◆ What the exercise asks
Go through the entries below and pick out every line with "grid".

┌──

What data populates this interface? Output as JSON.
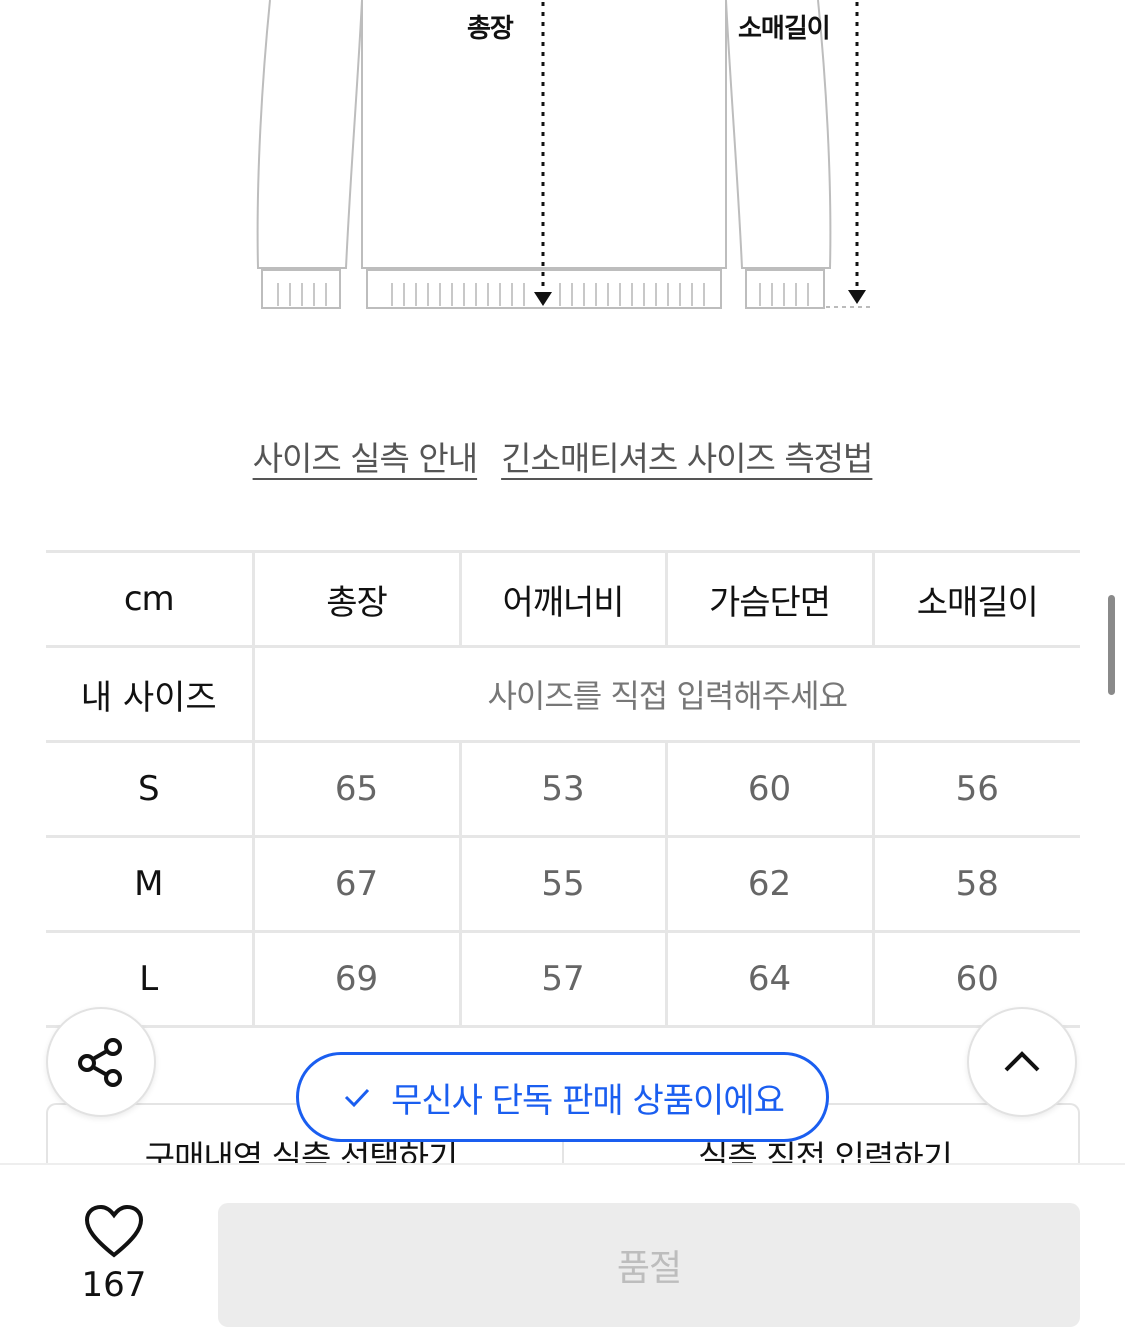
{
  "diagram": {
    "label_length": "총장",
    "label_sleeve": "소매길이"
  },
  "guide_links": {
    "actual_size_guide": "사이즈 실측 안내",
    "measure_method": "긴소매티셔츠 사이즈 측정법"
  },
  "size_table": {
    "headers": [
      "cm",
      "총장",
      "어깨너비",
      "가슴단면",
      "소매길이"
    ],
    "my_size": {
      "label": "내 사이즈",
      "input_prompt": "사이즈를 직접 입력해주세요"
    },
    "rows": [
      {
        "size": "S",
        "values": [
          "65",
          "53",
          "60",
          "56"
        ]
      },
      {
        "size": "M",
        "values": [
          "67",
          "55",
          "62",
          "58"
        ]
      },
      {
        "size": "L",
        "values": [
          "69",
          "57",
          "64",
          "60"
        ]
      }
    ]
  },
  "size_actions": {
    "purchase_history": "구매내역 실측 선택하기",
    "direct_input": "실측 직접 입력하기"
  },
  "exclusive_badge": {
    "text": "무신사 단독 판매 상품이에요",
    "icon": "check-icon",
    "color": "#1a5ef0"
  },
  "floating_buttons": {
    "share_icon": "share-icon",
    "top_icon": "chevron-up-icon"
  },
  "footer": {
    "like_icon": "heart-icon",
    "like_count": "167",
    "buy_button_label": "품절"
  }
}
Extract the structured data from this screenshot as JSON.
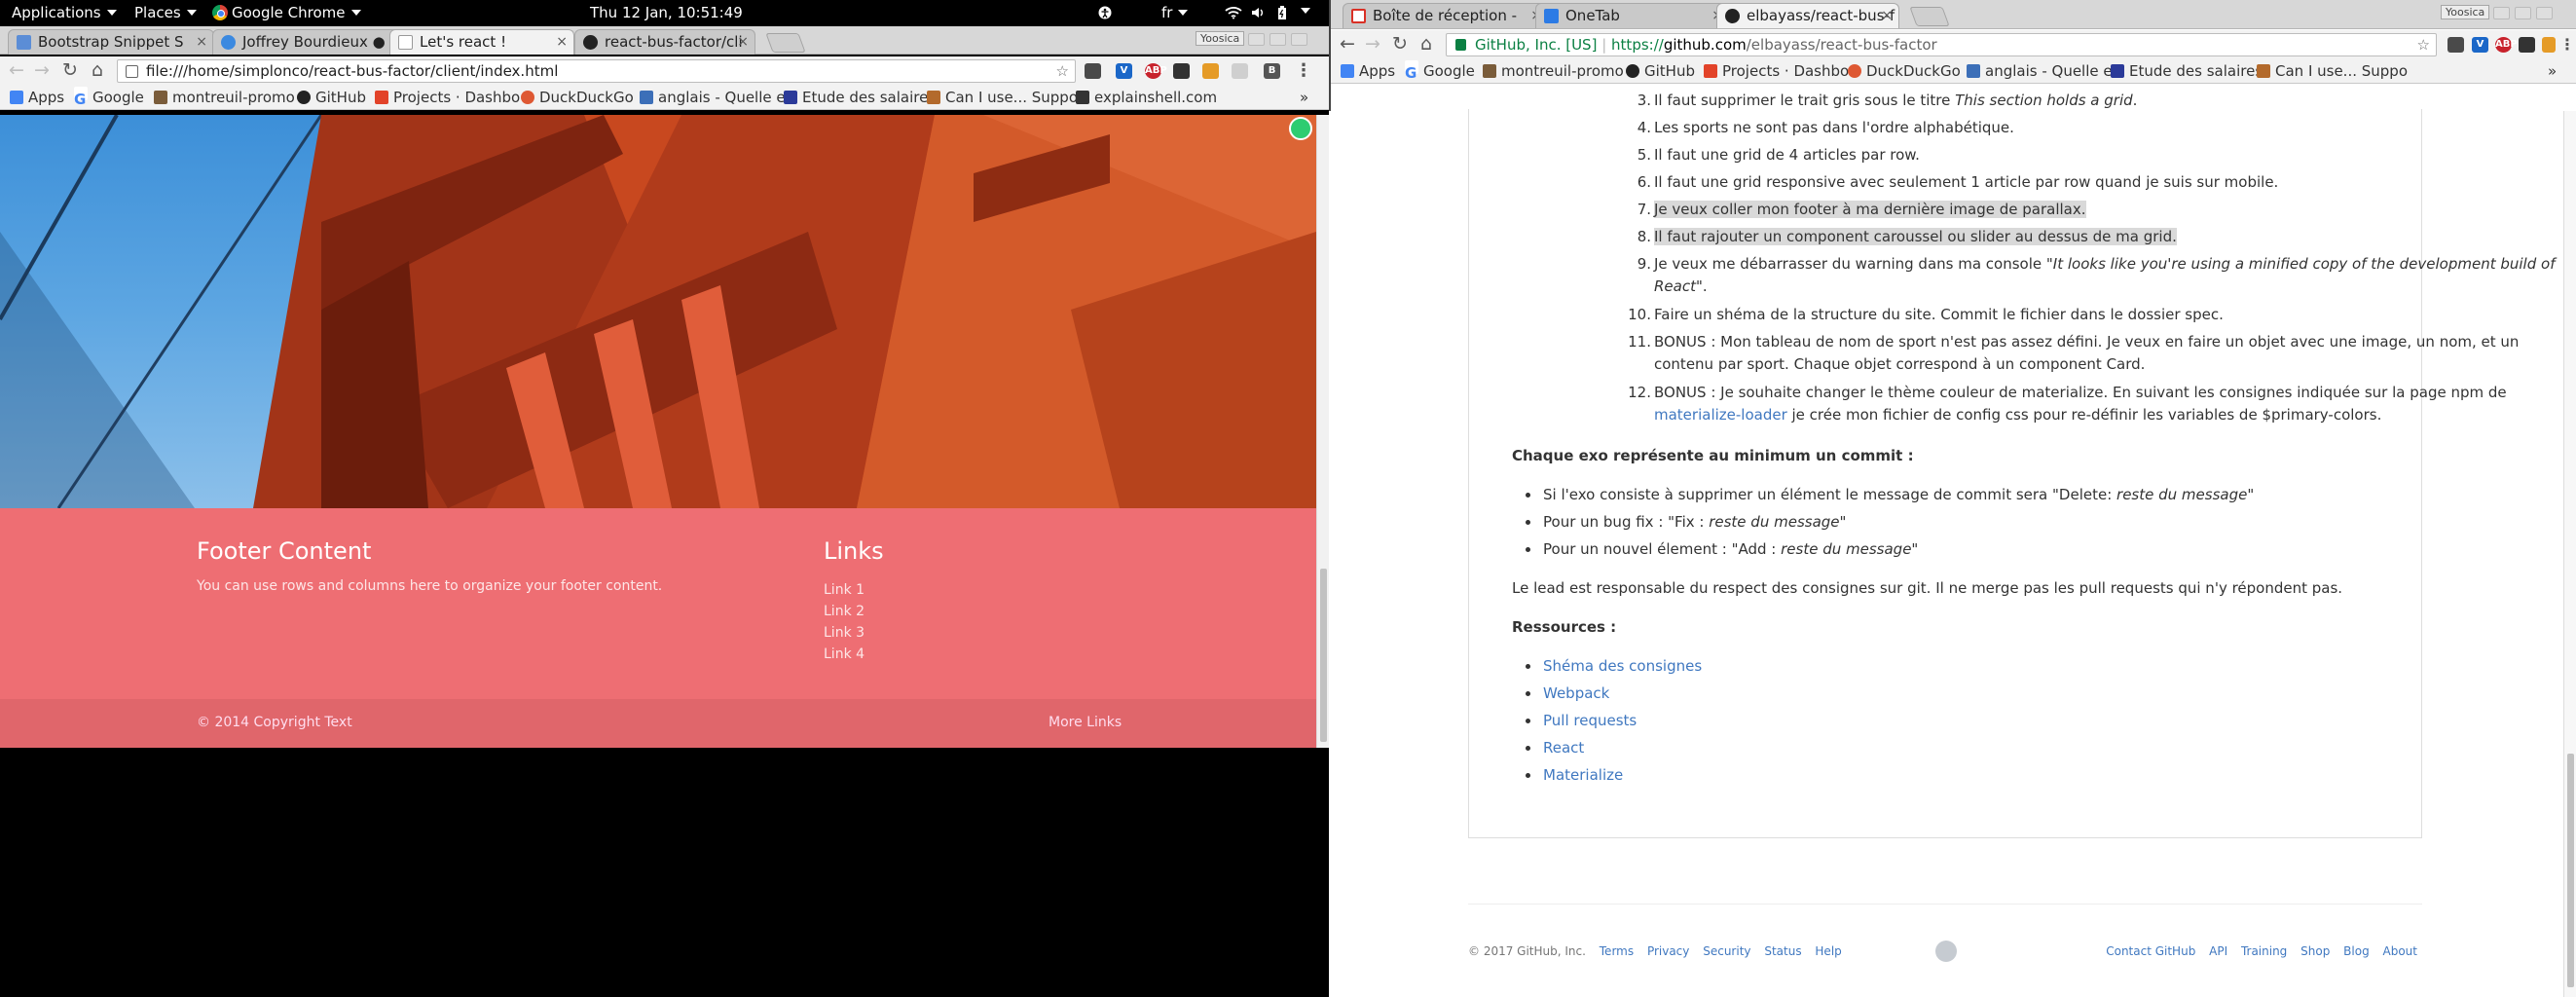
{
  "top_panel": {
    "applications": "Applications",
    "places": "Places",
    "app": "Google Chrome",
    "clock": "Thu 12 Jan, 10:51:49",
    "keyboard": "fr"
  },
  "left_window": {
    "tabs": [
      {
        "label": "Bootstrap Snippet S",
        "favicon_color": "#5b8dd6",
        "active": false
      },
      {
        "label": "Joffrey Bourdieux ●",
        "favicon_color": "#3b89e0",
        "active": false
      },
      {
        "label": "Let's react !",
        "favicon_color": "#ffffff",
        "active": true
      },
      {
        "label": "react-bus-factor/cli",
        "favicon_color": "#222222",
        "active": false
      }
    ],
    "user_badge": "Yoosica",
    "url": "file:///home/simplonco/react-bus-factor/client/index.html",
    "bookmarks": [
      "Apps",
      "Google",
      "montreuil-promo",
      "GitHub",
      "Projects · Dashbo",
      "DuckDuckGo",
      "anglais - Quelle e",
      "Etude des salaires",
      "Can I use... Suppo",
      "explainshell.com"
    ],
    "bookmarks_more": "»",
    "page": {
      "footer_title": "Footer Content",
      "footer_text": "You can use rows and columns here to organize your footer content.",
      "links_title": "Links",
      "links": [
        "Link 1",
        "Link 2",
        "Link 3",
        "Link 4"
      ],
      "copyright": "© 2014 Copyright Text",
      "more_links": "More Links"
    }
  },
  "right_window": {
    "tabs": [
      {
        "label": "Boîte de réception -",
        "favicon_color": "#d93025",
        "active": false
      },
      {
        "label": "OneTab",
        "favicon_color": "#2c7be5",
        "active": false
      },
      {
        "label": "elbayass/react-bus-f",
        "favicon_color": "#222222",
        "active": true
      }
    ],
    "user_badge": "Yoosica",
    "url_org": "GitHub, Inc. [US]",
    "url_scheme": "https://",
    "url_host": "github.com",
    "url_path": "/elbayass/react-bus-factor",
    "bookmarks": [
      "Apps",
      "Google",
      "montreuil-promo",
      "GitHub",
      "Projects · Dashbo",
      "DuckDuckGo",
      "anglais - Quelle e",
      "Etude des salaires",
      "Can I use... Suppo"
    ],
    "bookmarks_more": "»",
    "readme": {
      "items": [
        {
          "num": "3.",
          "text": "Il faut supprimer le trait gris sous le titre ",
          "em": "This section holds a grid",
          "after": "."
        },
        {
          "num": "4.",
          "text": "Les sports ne sont pas dans l'ordre alphabétique."
        },
        {
          "num": "5.",
          "text": "Il faut une grid de 4 articles par row."
        },
        {
          "num": "6.",
          "text": "Il faut une grid responsive avec seulement 1 article par row quand je suis sur mobile."
        },
        {
          "num": "7.",
          "text": "Je veux coller mon footer à ma dernière image de parallax."
        },
        {
          "num": "8.",
          "text": "Il faut rajouter un component caroussel ou slider au dessus de ma grid."
        },
        {
          "num": "9.",
          "text": "Je veux me débarrasser du warning dans ma console ",
          "em": "\"It looks like you're using a minified copy of the development build of",
          "line2_em": "React\"",
          "line2_after": "."
        },
        {
          "num": "10.",
          "text": "Faire un shéma de la structure du site. Commit le fichier dans le dossier spec."
        },
        {
          "num": "11.",
          "text": "BONUS : Mon tableau de nom de sport n'est pas assez défini. Je veux en faire un objet avec une image, un nom, et un",
          "line2": "contenu par sport. Chaque objet correspond à un component Card."
        },
        {
          "num": "12.",
          "text": "BONUS : Je souhaite changer le thème couleur de materialize. En suivant les consignes indiquée sur la page npm de",
          "line2_link": "materialize-loader",
          "line2": " je crée mon fichier de config css pour re-définir les variables de $primary-colors."
        }
      ],
      "commit_heading": "Chaque exo représente au minimum un commit :",
      "commit_rules": [
        {
          "text": "Si l'exo consiste à supprimer un élément le message de commit sera \"Delete: ",
          "em": "reste du message",
          "after": "\""
        },
        {
          "text": "Pour un bug fix : \"Fix : ",
          "em": "reste du message",
          "after": "\""
        },
        {
          "text": "Pour un nouvel élement : \"Add : ",
          "em": "reste du message",
          "after": "\""
        }
      ],
      "lead_text": "Le lead est responsable du respect des consignes sur git. Il ne merge pas les pull requests qui n'y répondent pas.",
      "resources_heading": "Ressources :",
      "resources": [
        "Shéma des consignes",
        "Webpack",
        "Pull requests",
        "React",
        "Materialize"
      ]
    },
    "footer": {
      "copyright": "© 2017 GitHub, Inc.",
      "left_links": [
        "Terms",
        "Privacy",
        "Security",
        "Status",
        "Help"
      ],
      "right_links": [
        "Contact GitHub",
        "API",
        "Training",
        "Shop",
        "Blog",
        "About"
      ]
    }
  },
  "colors": {
    "footer_bg": "#ee6e73",
    "footer_copy_bg": "#e0666b",
    "link": "#4078c0",
    "highlight": "#d9d9d9"
  }
}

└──

◆ Output of the exercise
          "em": "This section holds a grid",
          "text": "Il faut une grid de 4 articles par row."
          "text": "Il faut une grid responsive avec seulement 1 article par row quand je suis sur mobile."
          "text": "Il faut rajouter un component caroussel ou slider au dessus de ma grid."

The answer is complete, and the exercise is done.